- _TASK BRIEF_: Collect every line of the records below that contains the word "post".

━━ DATA SECTION

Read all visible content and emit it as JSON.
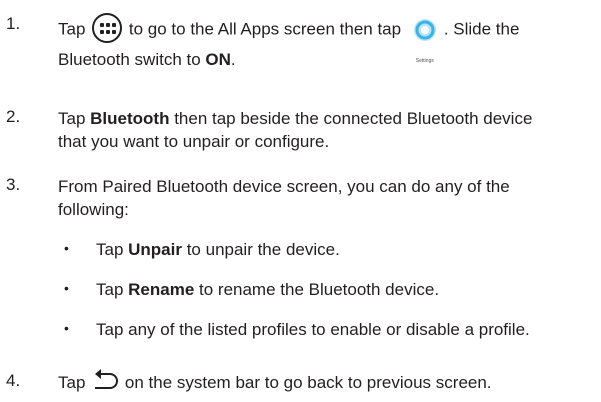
{
  "steps": [
    {
      "num": "1.",
      "l1a": "Tap",
      "l1b": "to go to the All Apps screen then tap",
      "l1c": ". Slide the",
      "l2a": "Bluetooth switch to ",
      "l2b": "ON",
      "l2c": ".",
      "settings_label": "Settings"
    },
    {
      "num": "2.",
      "l1a": "Tap ",
      "l1b": "Bluetooth",
      "l1c": " then tap  beside the connected Bluetooth device",
      "l2": "that you want to unpair or configure."
    },
    {
      "num": "3.",
      "l1": "From Paired Bluetooth device screen, you can do any of the",
      "l2": "following:"
    },
    {
      "num": "4.",
      "l1a": "Tap",
      "l1b": "on the system bar to go back to previous screen."
    }
  ],
  "bullets": [
    {
      "mark": "•",
      "pre": "Tap ",
      "bold": "Unpair",
      "post": " to unpair the device."
    },
    {
      "mark": "•",
      "pre": "Tap ",
      "bold": "Rename",
      "post": " to rename the Bluetooth device."
    },
    {
      "mark": "•",
      "pre": "",
      "bold": "",
      "post": "Tap any of the listed profiles to enable or disable a profile."
    }
  ],
  "icons": {
    "all_apps": "all-apps-icon",
    "settings": "settings-gear-icon",
    "back": "back-arrow-icon"
  },
  "colors": {
    "text": "#231f20",
    "settings_gear": "#3ab4e6"
  }
}
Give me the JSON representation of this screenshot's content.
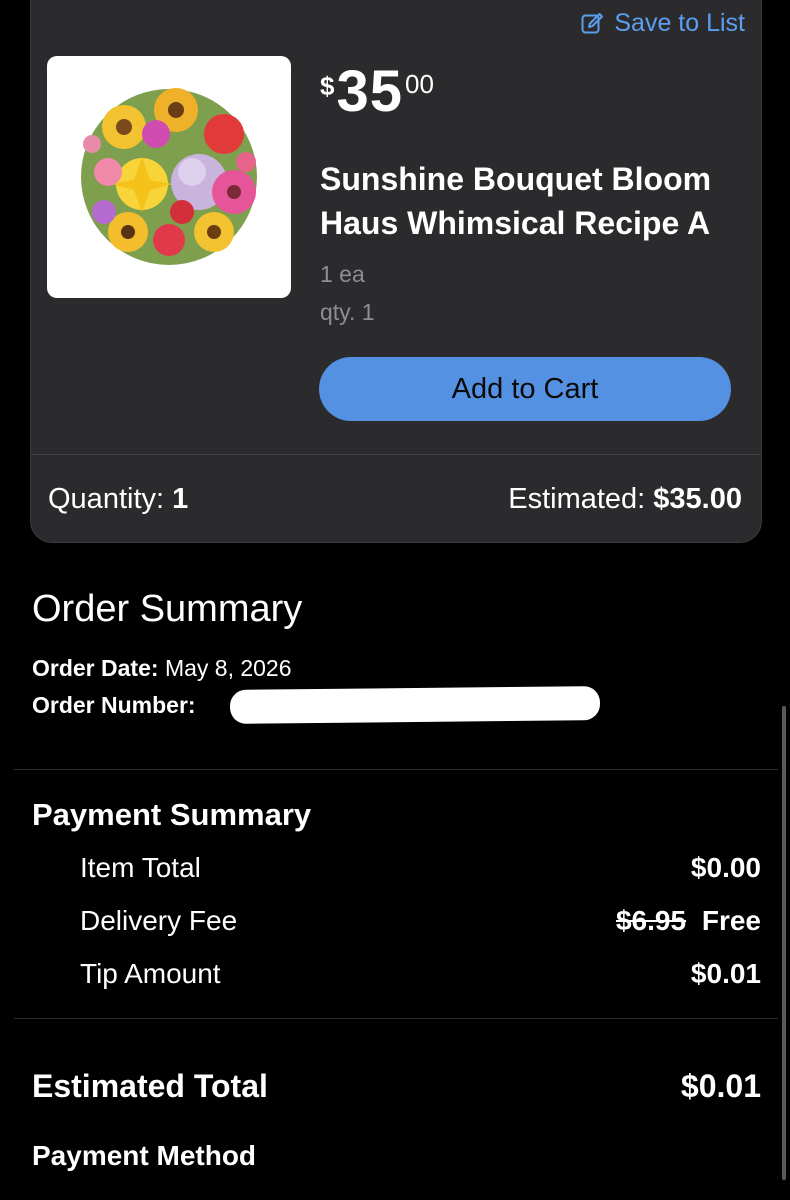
{
  "product_card": {
    "save_link": "Save to List",
    "price": {
      "currency": "$",
      "dollars": "35",
      "cents": "00"
    },
    "title": "Sunshine Bouquet Bloom Haus Whimsical Recipe A",
    "unit": "1 ea",
    "qty": "qty. 1",
    "add_to_cart": "Add to Cart",
    "quantity_label": "Quantity:",
    "quantity_value": "1",
    "estimated_label": "Estimated:",
    "estimated_value": "$35.00",
    "thumbnail_icon": "flower-bouquet-image"
  },
  "order_summary": {
    "heading": "Order Summary",
    "order_date_label": "Order Date:",
    "order_date_value": "May 8, 2026",
    "order_number_label": "Order Number:"
  },
  "payment_summary": {
    "heading": "Payment Summary",
    "rows": [
      {
        "label": "Item Total",
        "value": "$0.00"
      },
      {
        "label": "Delivery Fee",
        "original": "$6.95",
        "value": "Free"
      },
      {
        "label": "Tip Amount",
        "value": "$0.01"
      }
    ],
    "estimated_total_label": "Estimated Total",
    "estimated_total_value": "$0.01",
    "payment_method_label": "Payment Method"
  },
  "colors": {
    "background": "#000000",
    "card": "#2b2b2e",
    "accent_link": "#5b9ff0",
    "button": "#5591e3",
    "muted_text": "#8d8d92"
  }
}
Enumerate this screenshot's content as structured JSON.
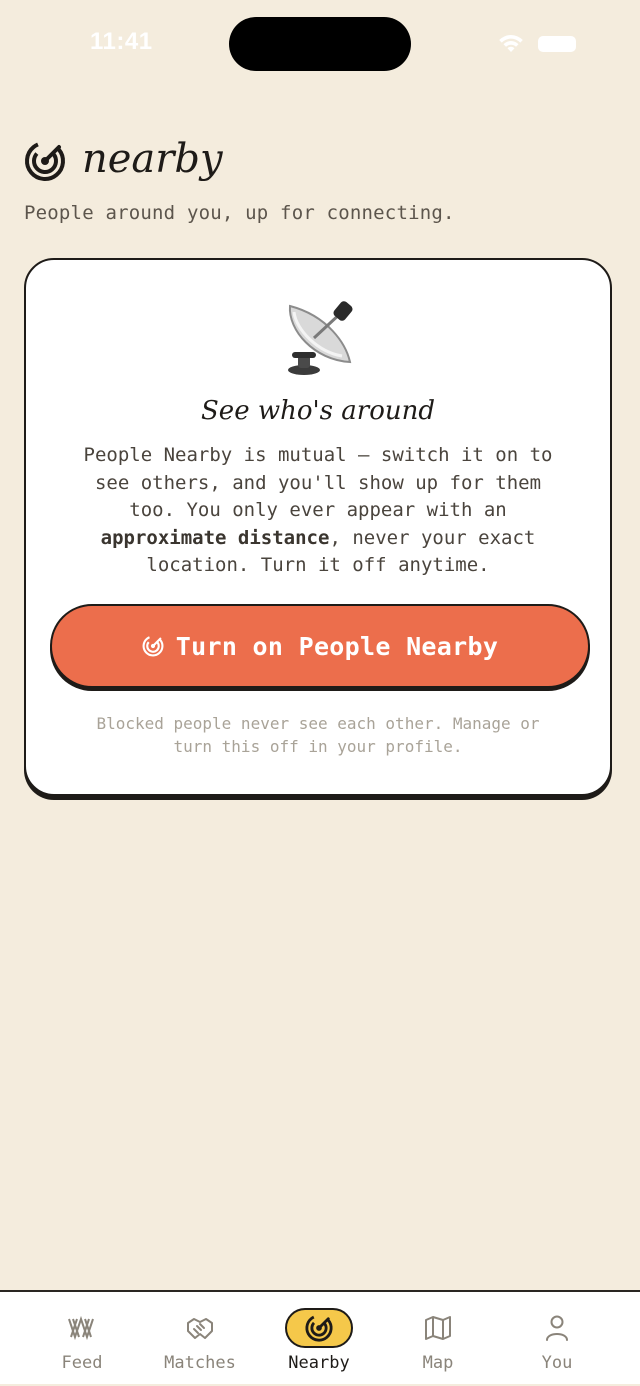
{
  "status_bar": {
    "time": "11:41"
  },
  "header": {
    "title": "nearby",
    "subtitle": "People around you, up for connecting.",
    "logo_icon": "radar-icon"
  },
  "card": {
    "illustration": "satellite-dish-icon",
    "heading": "See who's around",
    "body_part1": "People Nearby is mutual — switch it on to see others, and you'll show up for them too. You only ever appear with an ",
    "body_bold": "approximate distance",
    "body_part2": ", never your exact location. Turn it off anytime.",
    "button_label": "Turn on People Nearby",
    "footnote": "Blocked people never see each other. Manage or turn this off in your profile."
  },
  "tabs": [
    {
      "label": "Feed",
      "icon": "feed-icon",
      "active": false
    },
    {
      "label": "Matches",
      "icon": "handshake-icon",
      "active": false
    },
    {
      "label": "Nearby",
      "icon": "radar-icon",
      "active": true
    },
    {
      "label": "Map",
      "icon": "map-icon",
      "active": false
    },
    {
      "label": "You",
      "icon": "user-icon",
      "active": false
    }
  ],
  "colors": {
    "background": "#f4ecdd",
    "accent": "#ec6e4c",
    "active_tab": "#f5c84a",
    "ink": "#1e1b18"
  }
}
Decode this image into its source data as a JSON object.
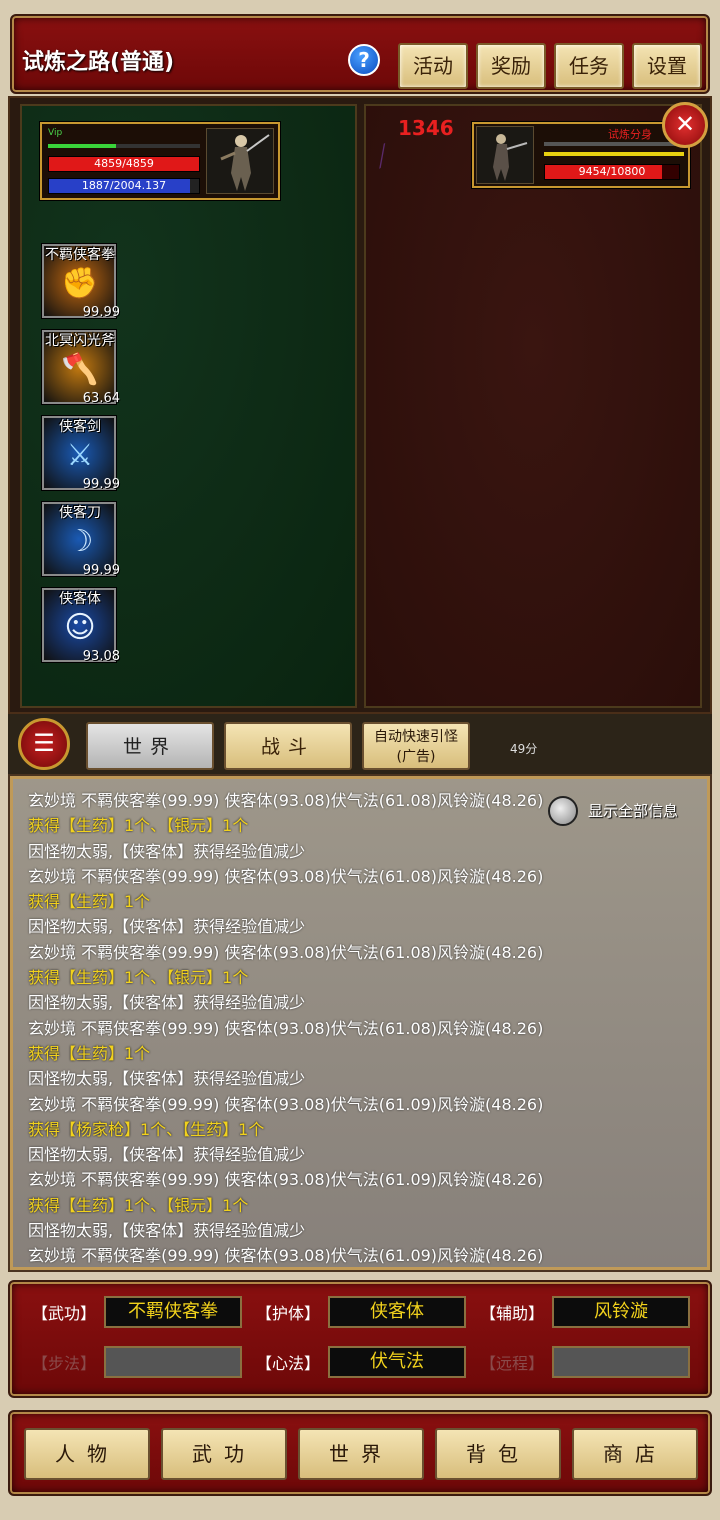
{
  "header": {
    "title": "试炼之路(普通)",
    "help": "?",
    "buttons": [
      "活动",
      "奖励",
      "任务",
      "设置"
    ]
  },
  "player": {
    "vip": "Vip",
    "hp_text": "4859/4859",
    "hp_fraction": 1.0,
    "mp_text": "1887/2004.137",
    "mp_fraction": 0.94,
    "exp_fraction": 0.45
  },
  "enemy": {
    "name": "试炼分身",
    "hp_text": "9454/10800",
    "hp_fraction": 0.875
  },
  "damage_number": "1346",
  "skills": [
    {
      "name": "不羁侠客拳",
      "value": "99.99",
      "icon": "fist-icon",
      "color": "#c46a10"
    },
    {
      "name": "北冥闪光斧",
      "value": "63.64",
      "icon": "axe-icon",
      "color": "#c47a10"
    },
    {
      "name": "侠客剑",
      "value": "99.99",
      "icon": "sword-icon",
      "color": "#1a5ab4"
    },
    {
      "name": "侠客刀",
      "value": "99.99",
      "icon": "blade-icon",
      "color": "#1a5ab4"
    },
    {
      "name": "侠客体",
      "value": "93.08",
      "icon": "body-icon",
      "color": "#1a4aa4"
    }
  ],
  "tabs": {
    "world": "世界",
    "battle": "战斗",
    "auto_line1": "自动快速引怪",
    "auto_line2": "(广告)",
    "timer": "49分"
  },
  "log": {
    "show_all_label": "显示全部信息",
    "lines": [
      {
        "type": "info",
        "text": "玄妙境 不羁侠客拳(99.99) 侠客体(93.08)伏气法(61.08)风铃漩(48.26)"
      },
      {
        "type": "gain",
        "text": "获得【生药】1个、【银元】1个"
      },
      {
        "type": "info",
        "text": "因怪物太弱,【侠客体】获得经验值减少"
      },
      {
        "type": "info",
        "text": "玄妙境 不羁侠客拳(99.99) 侠客体(93.08)伏气法(61.08)风铃漩(48.26)"
      },
      {
        "type": "gain",
        "text": "获得【生药】1个"
      },
      {
        "type": "info",
        "text": "因怪物太弱,【侠客体】获得经验值减少"
      },
      {
        "type": "info",
        "text": "玄妙境 不羁侠客拳(99.99) 侠客体(93.08)伏气法(61.08)风铃漩(48.26)"
      },
      {
        "type": "gain",
        "text": "获得【生药】1个、【银元】1个"
      },
      {
        "type": "info",
        "text": "因怪物太弱,【侠客体】获得经验值减少"
      },
      {
        "type": "info",
        "text": "玄妙境 不羁侠客拳(99.99) 侠客体(93.08)伏气法(61.08)风铃漩(48.26)"
      },
      {
        "type": "gain",
        "text": "获得【生药】1个"
      },
      {
        "type": "info",
        "text": "因怪物太弱,【侠客体】获得经验值减少"
      },
      {
        "type": "info",
        "text": "玄妙境 不羁侠客拳(99.99) 侠客体(93.08)伏气法(61.09)风铃漩(48.26)"
      },
      {
        "type": "gain",
        "text": "获得【杨家枪】1个、【生药】1个"
      },
      {
        "type": "info",
        "text": "因怪物太弱,【侠客体】获得经验值减少"
      },
      {
        "type": "info",
        "text": "玄妙境 不羁侠客拳(99.99) 侠客体(93.08)伏气法(61.09)风铃漩(48.26)"
      },
      {
        "type": "gain",
        "text": "获得【生药】1个、【银元】1个"
      },
      {
        "type": "info",
        "text": "因怪物太弱,【侠客体】获得经验值减少"
      },
      {
        "type": "info",
        "text": "玄妙境 不羁侠客拳(99.99) 侠客体(93.08)伏气法(61.09)风铃漩(48.26)"
      }
    ]
  },
  "equipment": {
    "wugong_label": "【武功】",
    "wugong": "不羁侠客拳",
    "huti_label": "【护体】",
    "huti": "侠客体",
    "fuzhu_label": "【辅助】",
    "fuzhu": "风铃漩",
    "bufa_label": "【步法】",
    "bufa": "",
    "xinfa_label": "【心法】",
    "xinfa": "伏气法",
    "yuancheng_label": "【远程】",
    "yuancheng": ""
  },
  "nav": [
    "人物",
    "武功",
    "世界",
    "背包",
    "商店"
  ]
}
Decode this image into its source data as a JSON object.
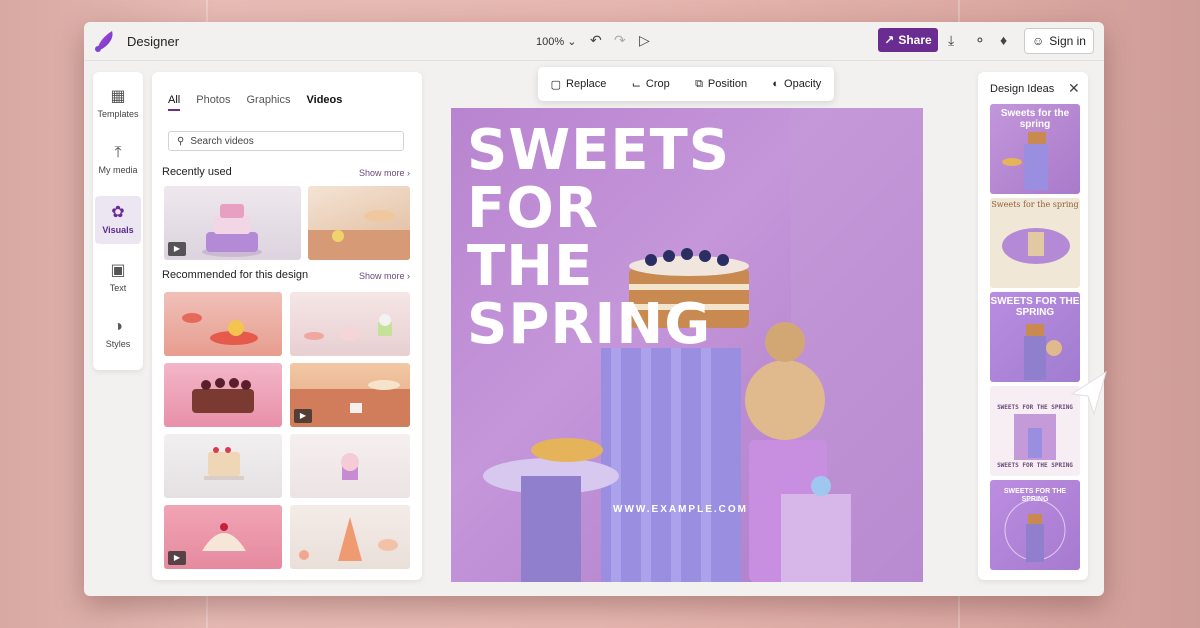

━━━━

- _TASK OUTPUT_:
      "post": " to unpair the device."
      "post": " to rename the Bluetooth device."
      "post": "Tap any of the listed profiles to enable or disable a profile."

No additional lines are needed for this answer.